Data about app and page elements
_ _ _

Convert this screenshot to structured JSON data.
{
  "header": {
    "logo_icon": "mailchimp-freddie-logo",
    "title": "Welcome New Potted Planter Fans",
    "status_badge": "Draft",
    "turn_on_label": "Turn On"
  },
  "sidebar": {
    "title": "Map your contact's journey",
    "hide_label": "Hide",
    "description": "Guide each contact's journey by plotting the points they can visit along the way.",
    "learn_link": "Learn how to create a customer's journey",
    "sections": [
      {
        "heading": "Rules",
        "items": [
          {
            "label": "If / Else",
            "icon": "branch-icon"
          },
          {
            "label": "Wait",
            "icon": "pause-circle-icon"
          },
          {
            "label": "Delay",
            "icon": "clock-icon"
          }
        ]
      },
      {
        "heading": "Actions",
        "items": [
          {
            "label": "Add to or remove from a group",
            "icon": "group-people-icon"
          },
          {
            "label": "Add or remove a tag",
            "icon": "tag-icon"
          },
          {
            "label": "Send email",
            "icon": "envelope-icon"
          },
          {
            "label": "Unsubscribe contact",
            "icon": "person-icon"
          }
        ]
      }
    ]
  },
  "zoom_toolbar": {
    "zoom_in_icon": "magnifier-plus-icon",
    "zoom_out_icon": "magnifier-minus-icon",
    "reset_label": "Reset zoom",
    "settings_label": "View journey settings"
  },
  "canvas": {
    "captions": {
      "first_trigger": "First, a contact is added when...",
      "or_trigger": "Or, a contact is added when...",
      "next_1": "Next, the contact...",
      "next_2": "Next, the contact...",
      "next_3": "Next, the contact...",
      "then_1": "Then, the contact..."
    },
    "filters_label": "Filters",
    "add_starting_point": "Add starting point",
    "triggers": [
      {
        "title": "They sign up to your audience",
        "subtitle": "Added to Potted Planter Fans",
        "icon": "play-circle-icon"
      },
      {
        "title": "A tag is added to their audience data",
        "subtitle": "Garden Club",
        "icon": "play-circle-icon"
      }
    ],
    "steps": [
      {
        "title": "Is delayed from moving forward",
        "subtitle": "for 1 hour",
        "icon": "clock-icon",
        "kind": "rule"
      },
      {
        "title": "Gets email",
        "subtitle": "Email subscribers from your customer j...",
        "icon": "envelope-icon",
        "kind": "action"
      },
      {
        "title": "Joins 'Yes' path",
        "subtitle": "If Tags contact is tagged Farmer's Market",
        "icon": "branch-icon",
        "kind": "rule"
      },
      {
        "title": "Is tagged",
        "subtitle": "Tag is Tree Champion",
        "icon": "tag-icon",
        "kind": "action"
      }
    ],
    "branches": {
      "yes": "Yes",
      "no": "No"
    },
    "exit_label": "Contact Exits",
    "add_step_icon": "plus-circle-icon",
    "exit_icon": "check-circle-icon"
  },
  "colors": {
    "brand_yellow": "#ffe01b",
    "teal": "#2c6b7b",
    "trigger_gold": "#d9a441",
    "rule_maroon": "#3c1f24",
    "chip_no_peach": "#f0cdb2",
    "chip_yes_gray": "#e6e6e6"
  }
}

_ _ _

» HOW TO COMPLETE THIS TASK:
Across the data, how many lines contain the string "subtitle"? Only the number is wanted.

» FINISHED TASK:
6